>>>

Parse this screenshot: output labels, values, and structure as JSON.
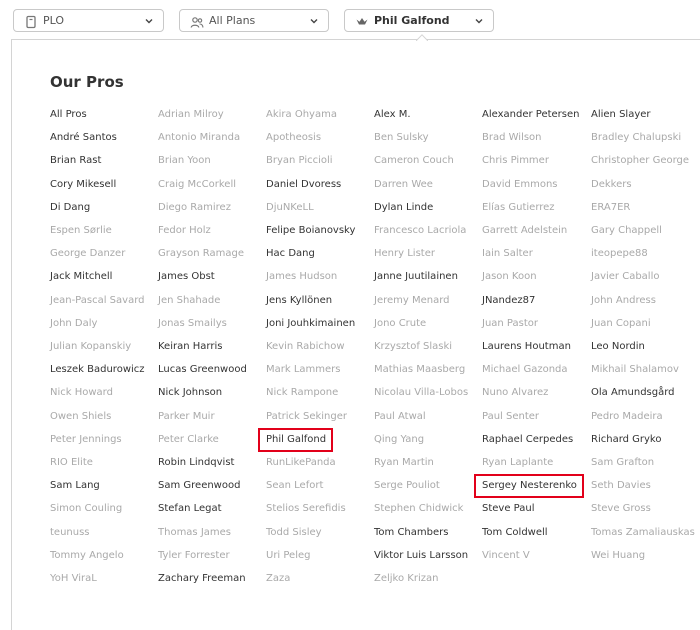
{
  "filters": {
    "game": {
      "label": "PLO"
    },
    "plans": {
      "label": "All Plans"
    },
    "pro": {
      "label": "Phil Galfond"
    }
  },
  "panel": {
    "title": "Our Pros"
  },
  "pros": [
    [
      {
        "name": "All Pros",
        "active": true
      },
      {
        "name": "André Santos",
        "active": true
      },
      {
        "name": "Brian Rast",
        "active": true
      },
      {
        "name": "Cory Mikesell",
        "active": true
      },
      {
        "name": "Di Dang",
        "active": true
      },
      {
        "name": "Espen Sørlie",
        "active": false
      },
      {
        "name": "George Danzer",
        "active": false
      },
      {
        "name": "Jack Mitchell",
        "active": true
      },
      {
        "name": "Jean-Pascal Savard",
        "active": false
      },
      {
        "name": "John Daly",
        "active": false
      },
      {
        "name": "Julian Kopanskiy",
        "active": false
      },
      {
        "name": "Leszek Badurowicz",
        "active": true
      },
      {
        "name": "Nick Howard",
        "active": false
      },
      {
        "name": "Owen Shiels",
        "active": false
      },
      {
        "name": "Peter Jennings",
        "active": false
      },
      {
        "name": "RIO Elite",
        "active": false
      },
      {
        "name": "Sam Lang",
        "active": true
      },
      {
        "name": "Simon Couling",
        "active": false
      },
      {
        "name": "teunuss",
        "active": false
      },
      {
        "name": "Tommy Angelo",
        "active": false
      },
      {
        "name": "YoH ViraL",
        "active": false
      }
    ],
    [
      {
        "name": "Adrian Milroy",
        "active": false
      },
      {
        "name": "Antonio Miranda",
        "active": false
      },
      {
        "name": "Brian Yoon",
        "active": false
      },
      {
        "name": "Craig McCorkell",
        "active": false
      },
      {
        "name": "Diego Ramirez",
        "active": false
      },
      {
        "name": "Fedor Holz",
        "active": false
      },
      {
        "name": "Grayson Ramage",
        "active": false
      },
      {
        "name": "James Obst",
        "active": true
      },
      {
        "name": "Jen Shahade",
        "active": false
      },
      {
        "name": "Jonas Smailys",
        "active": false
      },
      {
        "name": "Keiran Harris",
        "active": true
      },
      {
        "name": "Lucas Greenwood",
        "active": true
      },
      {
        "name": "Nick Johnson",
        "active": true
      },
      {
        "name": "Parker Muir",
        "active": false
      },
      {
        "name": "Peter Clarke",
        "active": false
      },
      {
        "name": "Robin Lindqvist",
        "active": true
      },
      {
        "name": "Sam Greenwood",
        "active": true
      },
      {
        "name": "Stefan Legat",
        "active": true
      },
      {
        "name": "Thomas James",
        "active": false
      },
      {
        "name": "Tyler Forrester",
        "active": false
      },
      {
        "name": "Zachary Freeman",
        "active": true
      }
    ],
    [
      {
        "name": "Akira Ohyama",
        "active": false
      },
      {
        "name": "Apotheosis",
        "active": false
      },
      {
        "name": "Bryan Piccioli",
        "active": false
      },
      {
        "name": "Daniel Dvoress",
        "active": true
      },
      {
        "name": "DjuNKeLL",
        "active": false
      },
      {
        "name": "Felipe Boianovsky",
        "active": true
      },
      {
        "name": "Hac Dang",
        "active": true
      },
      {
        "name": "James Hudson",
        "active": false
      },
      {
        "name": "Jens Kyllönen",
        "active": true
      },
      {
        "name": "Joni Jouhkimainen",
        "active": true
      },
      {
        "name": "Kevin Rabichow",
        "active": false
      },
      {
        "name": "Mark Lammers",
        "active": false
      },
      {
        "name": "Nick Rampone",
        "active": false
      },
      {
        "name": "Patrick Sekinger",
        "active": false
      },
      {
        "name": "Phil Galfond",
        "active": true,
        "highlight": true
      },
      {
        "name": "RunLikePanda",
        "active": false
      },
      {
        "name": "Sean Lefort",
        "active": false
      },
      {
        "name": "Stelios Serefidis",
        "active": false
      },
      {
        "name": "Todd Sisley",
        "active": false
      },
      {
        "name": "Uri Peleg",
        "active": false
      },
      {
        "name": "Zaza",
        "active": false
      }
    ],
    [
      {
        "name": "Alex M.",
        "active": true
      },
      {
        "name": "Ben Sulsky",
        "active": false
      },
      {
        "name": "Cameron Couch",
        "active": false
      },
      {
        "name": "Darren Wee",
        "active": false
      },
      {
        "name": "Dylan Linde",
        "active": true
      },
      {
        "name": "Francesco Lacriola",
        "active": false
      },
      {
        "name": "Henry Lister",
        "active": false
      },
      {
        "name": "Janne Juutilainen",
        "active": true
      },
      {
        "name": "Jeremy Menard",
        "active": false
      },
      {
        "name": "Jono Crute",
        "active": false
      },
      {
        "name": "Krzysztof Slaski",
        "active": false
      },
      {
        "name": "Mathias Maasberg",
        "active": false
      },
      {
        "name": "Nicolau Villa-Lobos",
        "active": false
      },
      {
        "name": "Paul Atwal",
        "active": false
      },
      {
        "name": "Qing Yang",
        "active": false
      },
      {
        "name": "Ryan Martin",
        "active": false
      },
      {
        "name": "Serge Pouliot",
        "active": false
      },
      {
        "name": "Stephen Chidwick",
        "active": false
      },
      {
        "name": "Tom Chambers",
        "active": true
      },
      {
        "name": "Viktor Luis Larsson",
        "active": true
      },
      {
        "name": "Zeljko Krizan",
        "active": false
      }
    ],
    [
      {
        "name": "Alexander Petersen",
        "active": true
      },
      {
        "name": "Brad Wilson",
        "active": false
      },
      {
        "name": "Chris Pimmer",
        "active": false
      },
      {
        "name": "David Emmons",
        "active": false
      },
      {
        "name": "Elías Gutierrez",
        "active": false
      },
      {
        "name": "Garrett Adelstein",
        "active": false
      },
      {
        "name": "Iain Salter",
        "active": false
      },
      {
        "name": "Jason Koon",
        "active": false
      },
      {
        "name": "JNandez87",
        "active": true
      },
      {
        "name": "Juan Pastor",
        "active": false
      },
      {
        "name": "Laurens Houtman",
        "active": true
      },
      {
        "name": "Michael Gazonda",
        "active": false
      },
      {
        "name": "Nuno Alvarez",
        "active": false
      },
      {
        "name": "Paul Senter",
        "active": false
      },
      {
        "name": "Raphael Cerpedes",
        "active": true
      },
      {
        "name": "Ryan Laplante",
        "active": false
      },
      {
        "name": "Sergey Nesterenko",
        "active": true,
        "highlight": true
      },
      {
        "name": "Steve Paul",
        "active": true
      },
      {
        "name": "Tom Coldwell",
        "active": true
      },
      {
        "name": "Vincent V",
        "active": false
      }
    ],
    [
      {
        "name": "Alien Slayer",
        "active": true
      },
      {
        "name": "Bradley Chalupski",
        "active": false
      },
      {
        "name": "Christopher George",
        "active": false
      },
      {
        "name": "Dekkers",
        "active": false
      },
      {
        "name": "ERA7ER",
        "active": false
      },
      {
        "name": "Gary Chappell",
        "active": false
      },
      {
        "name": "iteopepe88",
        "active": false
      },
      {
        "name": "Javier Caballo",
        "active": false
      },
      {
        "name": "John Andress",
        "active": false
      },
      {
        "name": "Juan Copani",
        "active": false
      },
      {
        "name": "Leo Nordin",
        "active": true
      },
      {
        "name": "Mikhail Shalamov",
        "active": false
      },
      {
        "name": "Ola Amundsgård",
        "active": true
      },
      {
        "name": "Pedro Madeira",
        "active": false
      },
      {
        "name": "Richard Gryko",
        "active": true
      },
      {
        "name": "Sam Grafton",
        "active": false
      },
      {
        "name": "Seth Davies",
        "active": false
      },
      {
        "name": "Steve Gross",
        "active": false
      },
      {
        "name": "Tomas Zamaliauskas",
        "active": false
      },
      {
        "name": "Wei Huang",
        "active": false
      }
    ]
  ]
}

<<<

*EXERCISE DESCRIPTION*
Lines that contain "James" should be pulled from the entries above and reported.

*RESULT OF THIS TASK*
        "name": "James Obst",
        "name": "Thomas James",
        "name": "James Hudson",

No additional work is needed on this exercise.